▸ Records for processing
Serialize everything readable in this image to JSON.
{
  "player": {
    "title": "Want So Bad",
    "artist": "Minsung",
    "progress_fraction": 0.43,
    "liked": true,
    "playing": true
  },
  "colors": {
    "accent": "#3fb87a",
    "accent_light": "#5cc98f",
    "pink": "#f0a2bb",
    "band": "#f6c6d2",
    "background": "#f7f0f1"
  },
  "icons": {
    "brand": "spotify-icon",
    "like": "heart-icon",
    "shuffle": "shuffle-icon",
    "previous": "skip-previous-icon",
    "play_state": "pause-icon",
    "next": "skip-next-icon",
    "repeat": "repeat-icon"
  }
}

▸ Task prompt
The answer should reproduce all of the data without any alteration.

▸ Answer to this task
Serialize everything readable in this image to JSON.
{
  "player": {
    "title": "Want So Bad",
    "artist": "Minsung",
    "progress_fraction": 0.43,
    "liked": true,
    "playing": true
  },
  "colors": {
    "accent": "#3fb87a",
    "accent_light": "#5cc98f",
    "pink": "#f0a2bb",
    "band": "#f6c6d2",
    "background": "#f7f0f1"
  },
  "icons": {
    "brand": "spotify-icon",
    "like": "heart-icon",
    "shuffle": "shuffle-icon",
    "previous": "skip-previous-icon",
    "play_state": "pause-icon",
    "next": "skip-next-icon",
    "repeat": "repeat-icon"
  }
}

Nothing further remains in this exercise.